WHAT TO PRODUCE: Going through the data below, please show each line containing the string "xinetd".
[DATA RECORDS Boundary: Start]
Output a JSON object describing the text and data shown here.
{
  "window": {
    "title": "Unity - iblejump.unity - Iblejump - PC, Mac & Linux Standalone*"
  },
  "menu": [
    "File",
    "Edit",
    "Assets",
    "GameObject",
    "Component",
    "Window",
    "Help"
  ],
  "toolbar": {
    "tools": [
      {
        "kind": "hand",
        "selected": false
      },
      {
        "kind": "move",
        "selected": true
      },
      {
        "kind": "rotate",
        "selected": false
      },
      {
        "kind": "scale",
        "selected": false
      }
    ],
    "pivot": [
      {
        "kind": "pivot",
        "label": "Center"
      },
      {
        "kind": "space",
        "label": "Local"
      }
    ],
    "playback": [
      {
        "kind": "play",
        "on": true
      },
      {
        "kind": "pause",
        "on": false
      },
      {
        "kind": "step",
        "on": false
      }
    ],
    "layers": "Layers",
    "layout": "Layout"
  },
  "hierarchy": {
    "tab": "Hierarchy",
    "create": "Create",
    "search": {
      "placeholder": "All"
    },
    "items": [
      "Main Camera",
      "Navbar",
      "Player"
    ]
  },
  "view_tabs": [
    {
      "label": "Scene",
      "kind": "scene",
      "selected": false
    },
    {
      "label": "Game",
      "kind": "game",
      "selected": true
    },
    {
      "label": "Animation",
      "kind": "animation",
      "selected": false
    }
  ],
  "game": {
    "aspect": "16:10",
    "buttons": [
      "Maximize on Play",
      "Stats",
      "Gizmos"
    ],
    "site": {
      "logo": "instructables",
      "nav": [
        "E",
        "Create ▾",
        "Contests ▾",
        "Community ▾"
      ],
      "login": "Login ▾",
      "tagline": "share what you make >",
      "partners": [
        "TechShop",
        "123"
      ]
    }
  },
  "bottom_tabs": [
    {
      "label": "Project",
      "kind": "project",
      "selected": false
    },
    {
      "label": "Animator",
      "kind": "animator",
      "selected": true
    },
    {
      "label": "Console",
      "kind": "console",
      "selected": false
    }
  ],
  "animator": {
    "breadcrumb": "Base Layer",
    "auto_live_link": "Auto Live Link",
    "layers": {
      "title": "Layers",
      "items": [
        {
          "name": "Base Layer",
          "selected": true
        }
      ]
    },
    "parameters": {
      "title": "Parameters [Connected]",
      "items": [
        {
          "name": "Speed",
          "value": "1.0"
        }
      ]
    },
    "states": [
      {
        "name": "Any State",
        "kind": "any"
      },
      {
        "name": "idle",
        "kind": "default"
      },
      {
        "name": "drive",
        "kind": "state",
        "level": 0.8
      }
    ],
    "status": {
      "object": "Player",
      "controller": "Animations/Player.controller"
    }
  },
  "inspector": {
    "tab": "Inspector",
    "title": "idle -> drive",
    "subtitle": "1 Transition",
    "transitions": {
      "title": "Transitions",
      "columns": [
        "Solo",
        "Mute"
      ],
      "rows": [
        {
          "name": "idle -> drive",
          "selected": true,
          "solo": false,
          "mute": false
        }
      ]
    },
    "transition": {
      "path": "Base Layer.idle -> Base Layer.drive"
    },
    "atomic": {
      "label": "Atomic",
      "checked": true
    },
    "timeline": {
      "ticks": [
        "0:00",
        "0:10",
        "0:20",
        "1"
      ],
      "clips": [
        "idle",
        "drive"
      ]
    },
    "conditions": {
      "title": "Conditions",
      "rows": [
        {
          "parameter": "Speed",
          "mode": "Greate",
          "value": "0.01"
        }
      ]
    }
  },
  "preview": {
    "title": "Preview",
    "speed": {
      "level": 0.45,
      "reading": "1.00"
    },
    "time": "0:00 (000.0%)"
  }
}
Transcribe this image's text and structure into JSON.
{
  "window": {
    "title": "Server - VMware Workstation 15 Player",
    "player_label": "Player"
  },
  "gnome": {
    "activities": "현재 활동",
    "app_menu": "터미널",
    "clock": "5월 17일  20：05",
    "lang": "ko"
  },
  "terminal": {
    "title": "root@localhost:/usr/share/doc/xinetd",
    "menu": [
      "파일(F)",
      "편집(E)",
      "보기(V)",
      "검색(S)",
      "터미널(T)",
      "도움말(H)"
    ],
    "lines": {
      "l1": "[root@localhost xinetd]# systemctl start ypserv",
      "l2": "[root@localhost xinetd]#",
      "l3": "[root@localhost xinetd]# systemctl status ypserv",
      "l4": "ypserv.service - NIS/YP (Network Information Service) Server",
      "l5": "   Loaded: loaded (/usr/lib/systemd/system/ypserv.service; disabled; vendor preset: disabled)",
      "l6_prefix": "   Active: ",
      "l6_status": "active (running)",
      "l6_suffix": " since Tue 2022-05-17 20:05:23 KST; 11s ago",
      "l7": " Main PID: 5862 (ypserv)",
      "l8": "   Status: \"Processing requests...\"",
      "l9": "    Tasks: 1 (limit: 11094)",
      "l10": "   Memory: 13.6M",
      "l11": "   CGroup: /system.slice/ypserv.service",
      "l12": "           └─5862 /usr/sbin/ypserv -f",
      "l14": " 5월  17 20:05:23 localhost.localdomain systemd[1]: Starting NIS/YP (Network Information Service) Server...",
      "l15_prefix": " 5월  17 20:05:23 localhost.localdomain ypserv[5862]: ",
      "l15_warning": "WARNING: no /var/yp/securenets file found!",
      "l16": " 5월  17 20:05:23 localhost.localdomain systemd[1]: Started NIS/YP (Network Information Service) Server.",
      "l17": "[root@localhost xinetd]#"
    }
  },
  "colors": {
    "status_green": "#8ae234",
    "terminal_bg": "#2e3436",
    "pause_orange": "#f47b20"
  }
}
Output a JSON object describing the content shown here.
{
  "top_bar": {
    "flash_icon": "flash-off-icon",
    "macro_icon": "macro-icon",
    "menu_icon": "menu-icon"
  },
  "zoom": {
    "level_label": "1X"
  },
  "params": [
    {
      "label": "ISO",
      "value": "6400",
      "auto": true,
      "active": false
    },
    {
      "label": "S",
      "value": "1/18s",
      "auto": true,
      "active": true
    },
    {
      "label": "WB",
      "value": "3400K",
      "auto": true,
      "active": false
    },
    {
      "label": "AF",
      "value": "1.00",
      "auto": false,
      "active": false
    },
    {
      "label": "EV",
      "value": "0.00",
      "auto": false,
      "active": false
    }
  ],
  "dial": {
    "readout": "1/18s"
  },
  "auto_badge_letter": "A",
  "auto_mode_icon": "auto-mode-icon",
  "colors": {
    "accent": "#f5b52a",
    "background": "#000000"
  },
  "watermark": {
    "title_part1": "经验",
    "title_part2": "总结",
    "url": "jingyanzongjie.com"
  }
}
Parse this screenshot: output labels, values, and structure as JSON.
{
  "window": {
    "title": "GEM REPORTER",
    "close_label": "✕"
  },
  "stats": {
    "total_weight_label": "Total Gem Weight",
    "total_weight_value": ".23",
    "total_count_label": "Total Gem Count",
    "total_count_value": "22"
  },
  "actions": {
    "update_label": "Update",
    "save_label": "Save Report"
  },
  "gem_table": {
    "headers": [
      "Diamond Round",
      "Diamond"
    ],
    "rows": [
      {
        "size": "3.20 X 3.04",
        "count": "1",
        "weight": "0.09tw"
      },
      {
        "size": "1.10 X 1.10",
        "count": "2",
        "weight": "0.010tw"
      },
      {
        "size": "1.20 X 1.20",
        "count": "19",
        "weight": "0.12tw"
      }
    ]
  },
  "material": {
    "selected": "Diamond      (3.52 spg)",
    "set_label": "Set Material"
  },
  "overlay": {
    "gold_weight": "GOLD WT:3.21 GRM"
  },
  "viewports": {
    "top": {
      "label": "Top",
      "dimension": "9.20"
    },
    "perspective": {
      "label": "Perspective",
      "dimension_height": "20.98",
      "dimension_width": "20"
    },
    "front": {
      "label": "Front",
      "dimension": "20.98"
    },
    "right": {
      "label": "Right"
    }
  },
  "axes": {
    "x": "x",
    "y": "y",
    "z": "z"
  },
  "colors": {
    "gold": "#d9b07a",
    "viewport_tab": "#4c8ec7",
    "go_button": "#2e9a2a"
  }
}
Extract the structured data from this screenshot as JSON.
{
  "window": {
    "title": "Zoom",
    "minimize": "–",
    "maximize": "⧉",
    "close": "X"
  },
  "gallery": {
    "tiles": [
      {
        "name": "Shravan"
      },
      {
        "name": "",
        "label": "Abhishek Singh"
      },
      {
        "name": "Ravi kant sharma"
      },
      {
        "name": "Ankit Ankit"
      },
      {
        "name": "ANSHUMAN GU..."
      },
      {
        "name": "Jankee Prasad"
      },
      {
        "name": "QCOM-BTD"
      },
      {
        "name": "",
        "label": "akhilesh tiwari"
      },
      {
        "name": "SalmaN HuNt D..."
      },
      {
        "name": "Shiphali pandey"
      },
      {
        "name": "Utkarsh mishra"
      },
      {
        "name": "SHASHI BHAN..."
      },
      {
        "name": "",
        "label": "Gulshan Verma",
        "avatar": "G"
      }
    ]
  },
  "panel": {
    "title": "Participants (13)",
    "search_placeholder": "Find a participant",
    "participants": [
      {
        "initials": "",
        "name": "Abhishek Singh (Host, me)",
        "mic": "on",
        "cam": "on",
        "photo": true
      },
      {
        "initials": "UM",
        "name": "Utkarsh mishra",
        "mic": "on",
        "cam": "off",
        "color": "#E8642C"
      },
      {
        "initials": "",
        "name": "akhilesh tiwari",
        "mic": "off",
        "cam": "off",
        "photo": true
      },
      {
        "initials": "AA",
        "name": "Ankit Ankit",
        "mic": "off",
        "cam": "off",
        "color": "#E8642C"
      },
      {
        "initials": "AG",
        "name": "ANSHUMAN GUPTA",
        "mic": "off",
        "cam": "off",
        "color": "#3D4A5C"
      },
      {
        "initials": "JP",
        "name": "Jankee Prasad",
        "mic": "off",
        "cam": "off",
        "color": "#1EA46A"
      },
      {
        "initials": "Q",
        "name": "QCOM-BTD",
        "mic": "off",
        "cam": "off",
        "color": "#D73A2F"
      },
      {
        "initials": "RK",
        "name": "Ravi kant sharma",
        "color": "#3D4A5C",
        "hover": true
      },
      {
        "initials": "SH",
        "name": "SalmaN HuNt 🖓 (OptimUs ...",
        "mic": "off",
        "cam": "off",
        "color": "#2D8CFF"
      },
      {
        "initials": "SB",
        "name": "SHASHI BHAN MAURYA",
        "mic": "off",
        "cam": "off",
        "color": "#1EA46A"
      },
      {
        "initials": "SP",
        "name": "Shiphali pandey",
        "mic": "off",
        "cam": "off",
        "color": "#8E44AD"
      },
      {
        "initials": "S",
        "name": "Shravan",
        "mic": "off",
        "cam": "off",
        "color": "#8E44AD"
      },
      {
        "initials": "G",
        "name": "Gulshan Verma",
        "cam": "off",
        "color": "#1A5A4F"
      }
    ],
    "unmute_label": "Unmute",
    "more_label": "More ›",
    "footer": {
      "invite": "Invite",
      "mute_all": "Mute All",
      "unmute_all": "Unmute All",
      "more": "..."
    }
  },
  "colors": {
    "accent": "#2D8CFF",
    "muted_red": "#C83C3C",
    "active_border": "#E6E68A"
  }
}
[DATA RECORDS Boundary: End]
YOUR RESPONSE:
    "title": "root@localhost:/usr/share/doc/xinetd",
      "l1": "[root@localhost xinetd]# systemctl start ypserv",
      "l2": "[root@localhost xinetd]#",
      "l3": "[root@localhost xinetd]# systemctl status ypserv",
      "l17": "[root@localhost xinetd]#"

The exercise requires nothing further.